26 U.S.C. § 6694(a) defines " [u]nderstatement due to unreasonable positions, " and 26 U.S.C. § 6694(b) defines " [u]nderstatement due to willful or reckless conduct."  The Ninth Circuit has explained that, " Section 6694 provides that a tax return preparer is subject to penalty if he prepares a return with understated liability due to an unreasonable position not supported by substantial authority." United States v. Kapp, 564 F.3d 1103, 1109 (9th Cir. 2009) (citing I.R.C. § 6694).
To prevail under § 7407(b)(1)(A), the Government must prove that, " (1) [the defendant] prepared a return that understated liability, (2) due to an unreasonable position, i.e., a position that objectively had a less than one in three chance of being sustained on the merits, and (3) an injunction is appropriate to prevent recurrence." Kapp, 564 F.3d at 1109. If a court finds that the tax return preparer has " continually or repeatedly" engaged in misconduct, and that " an injunction prohibiting such conduct would not be sufficient to prevent such person's interference with the proper administration of this title, the court may enjoin such person from acting as a tax return preparer." § 7407(b).

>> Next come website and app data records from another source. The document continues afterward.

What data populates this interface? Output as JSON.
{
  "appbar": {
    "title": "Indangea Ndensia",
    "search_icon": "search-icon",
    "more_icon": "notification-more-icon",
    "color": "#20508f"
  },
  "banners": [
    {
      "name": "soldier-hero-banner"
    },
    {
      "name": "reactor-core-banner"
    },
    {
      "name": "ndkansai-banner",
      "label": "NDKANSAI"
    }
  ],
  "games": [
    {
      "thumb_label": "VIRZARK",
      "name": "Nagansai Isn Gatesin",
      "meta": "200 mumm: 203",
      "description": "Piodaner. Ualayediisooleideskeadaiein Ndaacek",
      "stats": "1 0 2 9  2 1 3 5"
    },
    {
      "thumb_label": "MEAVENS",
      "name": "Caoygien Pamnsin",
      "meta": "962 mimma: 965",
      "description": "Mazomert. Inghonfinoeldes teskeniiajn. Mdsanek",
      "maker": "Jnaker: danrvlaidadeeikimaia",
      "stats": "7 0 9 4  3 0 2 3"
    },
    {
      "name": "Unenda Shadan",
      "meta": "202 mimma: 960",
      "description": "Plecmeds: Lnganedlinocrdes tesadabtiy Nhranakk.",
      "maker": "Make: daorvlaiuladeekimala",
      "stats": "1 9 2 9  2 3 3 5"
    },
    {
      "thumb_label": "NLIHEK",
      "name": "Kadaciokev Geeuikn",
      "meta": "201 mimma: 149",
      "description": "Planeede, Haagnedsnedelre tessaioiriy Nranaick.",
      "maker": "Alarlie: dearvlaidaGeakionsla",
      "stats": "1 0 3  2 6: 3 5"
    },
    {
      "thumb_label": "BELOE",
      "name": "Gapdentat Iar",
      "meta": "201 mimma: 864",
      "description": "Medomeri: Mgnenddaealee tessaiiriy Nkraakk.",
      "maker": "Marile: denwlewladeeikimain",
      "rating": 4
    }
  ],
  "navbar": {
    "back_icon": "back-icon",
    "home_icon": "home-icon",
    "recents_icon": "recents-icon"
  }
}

26 U.S.C. § 7402 offers an alternative avenue for declaratory relief, and supplements § 7407. It provides that district courts, " at the instance of the United States shall have such jurisdiction . . . to render such judgments and decrees as may be ...